A 100-gram duck egg has 12 grams of protein, while a 100-gram chicken egg only has 10 grams. With the same egg weight, duck eggs and chicken eggs have 223 and 149 calories, respectively.
But then, the protein content in fried eggs is reduced, as compared to raw and hard-boiled eggs, regardless of the type of egg.
Do Duck Eggs Have More Cholesterol Than Chicken Eggs?
Duck eggs have more cholesterol than chicken eggs. In fact, the cholesterol in duck eggs is 276% of the Daily Value (DV). On the other hand, chicken eggs only have 92% cholesterol of the Daily Value (DV).
Both eggs have no fiber, but duck eggs have 18.5 grams of fat, while chicken eggs only have 11 grams of fat.
Is a Duck Egg Bigger Than a Chicken Egg?
A duck egg is bigger than a chicken egg, especially in terms of egg yolk.
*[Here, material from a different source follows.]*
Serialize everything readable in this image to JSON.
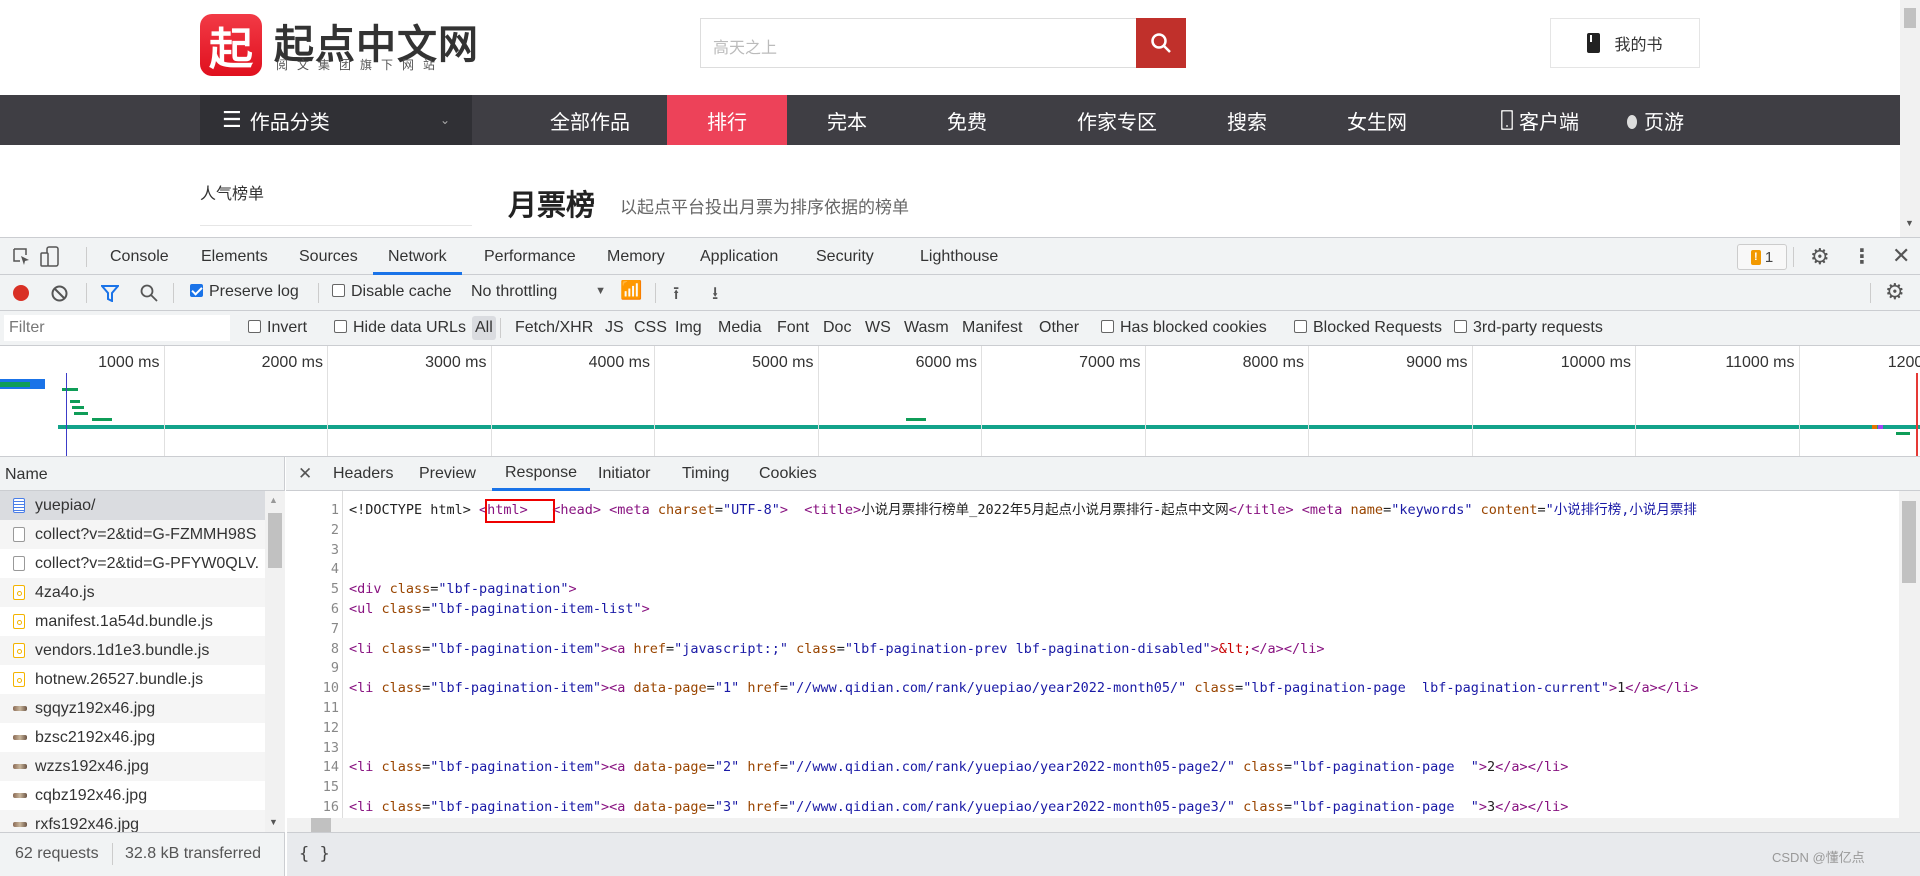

They tend to be about 50% bigger, or even double the size, and heavier than chicken eggs.
This is the main reason why they are richer in vitamins and minerals. But because of this, duck eggs are more expensive than chicken eggs.
Do Duck Eggs Taste Like Chicken Eggs?
Duck eggs taste like chicken eggs. But if you are used to eating chicken eggs, and you will eat duck eggs for the first time, you may notice that the latter has a more intense flavor.
Duck eggs also somehow taste less watery than chicken eggs. If you are eating duck eggs frequently, the difference in taste is negligible.
By now, you have an idea that ducks and chickens are not exactly best friends. Although you can mix them in a single coop, close monitoring is a must.
Aside from providing them with the right food and clean water, give them also enough space. If you want to mix drakes and roosters, start while they are still young.